The 10 babies contracted MRSA between August 2016 and March 2017, the hospital said in a statement released this week.
Hospital officials said the babies with MRSA were treated and all survived. None of them have active infections.
Four staff members also tested positive for the clonal MRSA strain in January, during a process in which an antiseptic soap and ointment were used to reduce the presence of MRSA on the skin and in the nose. The hospital said all were treated.
One of the two NICU units was closed for disinfection as the cause of the outbreak remained a mystery.
In a statement, hospital officials said they were working toward more preventative measures, "UC Irvine health has escalated infection prevention measures to minimize the likelihood of transmission within the healthcare environment and among patients, healthcare workers and visitors such as family members."
Marian Hollingsworth, who filed a complaint about the way the outbreak was handled with the state, called The Los Angeles Times and alerted reporters about the outbreak dating back to August.
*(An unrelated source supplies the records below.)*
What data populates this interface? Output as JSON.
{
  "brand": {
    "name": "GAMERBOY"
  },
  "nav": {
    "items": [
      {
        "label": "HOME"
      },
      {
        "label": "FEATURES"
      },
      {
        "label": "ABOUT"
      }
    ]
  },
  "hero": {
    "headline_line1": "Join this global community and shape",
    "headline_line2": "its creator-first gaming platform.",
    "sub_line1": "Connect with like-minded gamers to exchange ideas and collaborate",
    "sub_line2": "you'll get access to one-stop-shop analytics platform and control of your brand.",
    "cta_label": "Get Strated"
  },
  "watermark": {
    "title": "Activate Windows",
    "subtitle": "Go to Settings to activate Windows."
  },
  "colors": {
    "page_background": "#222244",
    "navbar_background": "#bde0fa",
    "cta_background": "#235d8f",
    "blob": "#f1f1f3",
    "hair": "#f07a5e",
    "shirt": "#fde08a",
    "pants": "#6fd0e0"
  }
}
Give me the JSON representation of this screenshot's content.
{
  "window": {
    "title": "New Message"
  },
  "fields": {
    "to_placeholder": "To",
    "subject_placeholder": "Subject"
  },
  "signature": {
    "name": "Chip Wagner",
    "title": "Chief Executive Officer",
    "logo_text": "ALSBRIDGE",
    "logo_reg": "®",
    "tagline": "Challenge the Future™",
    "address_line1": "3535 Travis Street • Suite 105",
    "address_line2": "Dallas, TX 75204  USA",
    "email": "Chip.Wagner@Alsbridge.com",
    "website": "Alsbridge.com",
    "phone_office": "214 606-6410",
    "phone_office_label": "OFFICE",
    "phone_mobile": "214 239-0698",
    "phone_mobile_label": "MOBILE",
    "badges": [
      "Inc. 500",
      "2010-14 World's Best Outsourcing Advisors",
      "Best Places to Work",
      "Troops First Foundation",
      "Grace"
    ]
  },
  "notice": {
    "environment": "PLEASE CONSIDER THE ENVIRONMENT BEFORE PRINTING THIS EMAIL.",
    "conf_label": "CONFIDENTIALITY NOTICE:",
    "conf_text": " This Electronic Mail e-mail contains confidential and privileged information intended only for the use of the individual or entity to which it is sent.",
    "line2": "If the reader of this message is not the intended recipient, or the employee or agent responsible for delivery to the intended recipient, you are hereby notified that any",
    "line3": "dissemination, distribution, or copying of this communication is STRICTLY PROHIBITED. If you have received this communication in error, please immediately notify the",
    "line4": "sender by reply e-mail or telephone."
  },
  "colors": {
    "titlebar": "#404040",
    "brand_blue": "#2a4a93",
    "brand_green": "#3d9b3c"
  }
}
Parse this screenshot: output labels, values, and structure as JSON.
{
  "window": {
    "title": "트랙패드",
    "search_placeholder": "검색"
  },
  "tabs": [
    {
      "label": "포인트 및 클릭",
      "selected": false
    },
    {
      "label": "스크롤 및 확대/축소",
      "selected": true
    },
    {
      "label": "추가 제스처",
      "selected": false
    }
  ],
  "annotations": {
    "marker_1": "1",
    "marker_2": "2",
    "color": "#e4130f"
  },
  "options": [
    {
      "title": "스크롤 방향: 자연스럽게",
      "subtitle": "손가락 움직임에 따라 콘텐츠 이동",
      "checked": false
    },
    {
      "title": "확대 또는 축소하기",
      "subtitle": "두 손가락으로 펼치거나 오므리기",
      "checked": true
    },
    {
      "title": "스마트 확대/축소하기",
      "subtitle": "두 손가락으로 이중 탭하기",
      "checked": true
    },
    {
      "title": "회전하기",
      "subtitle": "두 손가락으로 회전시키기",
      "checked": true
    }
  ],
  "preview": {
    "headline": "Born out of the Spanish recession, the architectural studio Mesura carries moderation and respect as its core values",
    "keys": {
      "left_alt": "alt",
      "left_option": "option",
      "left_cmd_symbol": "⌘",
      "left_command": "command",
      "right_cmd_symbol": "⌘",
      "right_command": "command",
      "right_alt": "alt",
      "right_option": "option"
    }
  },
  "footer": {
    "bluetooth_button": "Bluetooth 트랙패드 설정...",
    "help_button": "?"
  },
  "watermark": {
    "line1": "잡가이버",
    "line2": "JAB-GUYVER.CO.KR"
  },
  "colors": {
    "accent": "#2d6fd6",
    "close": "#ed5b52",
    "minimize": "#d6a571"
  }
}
She said hospital officials should have been more forthcoming to pregnant women admitted to the hospital for births.
Spokesman John Murray said suggestions the hospital was not forthcoming about information were "completely untrue" because it was working with Orange County health officials since August and informed the California Department of Public Health.
"Both agencies reviewed our infection prevention plans and signed off on our efforts," Murray said.
In addition, Orange County Health Care Agency officials said they do not believe a public announcement of the situation at UCI would have helped lower the rate of infections, according to Jessica Good, a spokeswoman for the agency.
Tips for family members to help reduce the likelihood of colonization or infection in the NICU include: wearing soft cotton gowns and gloves when interacting with babies, cleaning cellphones and mobile devices with alcohol wipes and placing them into plastic bags upon entry into the NICU and prior to handling babies, and engaging in decolonization.
City News Service contributed to this report.